The Vatican has recalled its apostolic nuncio in Ireland, Archbishop Giuseppe Leanza, for consultations following release of the Cloyne Report in July on priests' abuse of minors in the Diocese of Cloyne. According to a Vatican spokesman the recall was a sign of the Holy See's seriousness in addressing the issue.
In fact, the only real solution to the endemic problem appears to be for the Holy See to intervene directly, to sack those bishops who have been derelict in their duties, and appoint new bishops of impeccable track records with a mandate to clean up the mess. The time for half-measures has long passed.
The Catholic Church's child sex abuse crisis in Ireland has mirrored that nation's basket-case economic plight with the scandalous situation providing a field day for critics and enemies inside and outside the Church.
Where in past years the Church could justifiably count on the devotion, respect and affection of the overwhelming majority, today it faces constant critical scrutiny from an increasingly anti-clerical media and political establishment, even as Mass attendances and priestly vocations decline.
The 400 page Cloyne Report, issued by the Irish Government, is the product of a judicial inquiry into the Cloyne Diocese's mishandling of incidents of clerical sexual abuse since 1996. It severely criticises the diocese for not reporting all cases to the authorities, including nine from 1996 and 2005 which "very clearly" should have been reported. Overall, the report examined allegations against 12 priests over a 13 year period up to 2009. There were about 160 priests in the Cloyne Diocese at the time.
There is especially strong criticism of the former Bishop (Bishop John Magee) for refusing to act on the sexual abuse allegations, even when the Catholic Church in Ireland had issued strict new guidelines following two previous damaging child abuse reports.
In addition, the Vatican is charged in the report with being "entirely unhelpful" to any bishop who wanted to implement procedures for dealing with child sex abuse allegations. It further describes the Vatican's response as "unsupportive especially in relation to the civil authorities."
For Bishop Magee, who resigned in 2010 after a tribunal found he had blatantly failed to implement church regulations on the abuse of children, it was a spectacular fall from grace.
Previously, he had been Secretary to three Popes, Paul VI, John Paul I and John Paul II, the only cleric in history to achieve such an honour.
He was widely expected to return to Ireland in triumph as Archbishop of Armagh, his home diocese, and to be the future Primate of All Ireland.
But John Paul II sent him to the small Cloyne Diocese in County Cork in 1987. Apparently the position of Bishop of Cloyne had been intended for someone else, but John Paul insisted that Magee go.
Following release of the Cloyne Report, Archbishop Diarmuid Martin of Dublin, during a homily on 17 July, expressed anger at the Diocese of Cloyne's "non-response" to abuse victims and at the fact that children had been put at risk long after the guidelines were in place.
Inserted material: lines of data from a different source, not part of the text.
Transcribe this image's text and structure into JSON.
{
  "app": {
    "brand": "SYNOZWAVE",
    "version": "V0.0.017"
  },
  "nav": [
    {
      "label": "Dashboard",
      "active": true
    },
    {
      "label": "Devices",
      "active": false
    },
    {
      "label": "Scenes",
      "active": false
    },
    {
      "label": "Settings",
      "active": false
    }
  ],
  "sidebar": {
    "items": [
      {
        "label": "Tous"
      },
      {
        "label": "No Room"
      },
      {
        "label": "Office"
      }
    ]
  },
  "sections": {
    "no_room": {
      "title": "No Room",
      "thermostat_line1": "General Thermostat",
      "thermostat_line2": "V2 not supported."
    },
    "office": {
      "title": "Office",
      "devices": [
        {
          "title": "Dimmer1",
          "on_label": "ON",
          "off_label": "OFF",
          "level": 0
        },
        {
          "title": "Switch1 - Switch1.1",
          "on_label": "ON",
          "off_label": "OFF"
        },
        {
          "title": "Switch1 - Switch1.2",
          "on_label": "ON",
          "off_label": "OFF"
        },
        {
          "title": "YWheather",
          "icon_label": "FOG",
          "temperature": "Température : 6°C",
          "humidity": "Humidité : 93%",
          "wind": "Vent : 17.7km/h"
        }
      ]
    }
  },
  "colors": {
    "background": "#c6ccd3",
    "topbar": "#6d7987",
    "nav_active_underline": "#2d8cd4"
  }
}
He also voiced anger that there were in Cloyne, and perhaps elsewhere, "individuals who placed their own views above the safeguarding of children" and also placed themselves outside the protection guidelines to which the diocese and the Irish bishops had committed themselves following earlier reports into clerical child abuse in Ireland.
Irish Prime Minister Enda Kenny, during a speech on 20 July before parliament, launched an extraordinarily scathing attack on the Pope and the Vatican. He said the report exposed "an attempt by the Holy See to frustrate an inquiry in a sovereign, democratic republic as little as three years ago." He claimed that Church leaders were steeped in a climate of "narcissism" and sought to defend their institutions rather than protect children.
Vatican spokesman Fr Federico Lombardi later responded to Kenny's attack with its claim that a 1997 Vatican letter to the Irish bishops had sabotaged child protection policy by instructing them to handle abuse cases strictly according to canon law. The letter, said Fr Lombardi, only warned against measures which would be questionable or invalid according to Church law, and which would therefore not be effective sanctions.
Meanwhile, following release of the Cloyne Report, there have been calls for Ireland's International Eucharistic Congress, scheduled for 10-17 June 2012, to be postponed. Senator Cait Keane, a member of Ireland's ruling Fine Gael Party, proposed this, telling the Irish parliament on 27 July that "everyone will be better served, given the sensitivities around the findings of this report," if the congress were "held at a later date."
The radical Association of Catholic Priests, like similar groups in other parts of the world, has used the abuse crisis to justify its demand for a "restructuring of the governing system of the Church" and a "redesigning of ministry in the Church." This group has also backed the idea of postponement. However, the Irish Church authorities indicated that the Eucharistic Congress would still go ahead as planned.
Perhaps they consider that it might provide a much-needed moment of grace for the gravely wounded Church in Ireland.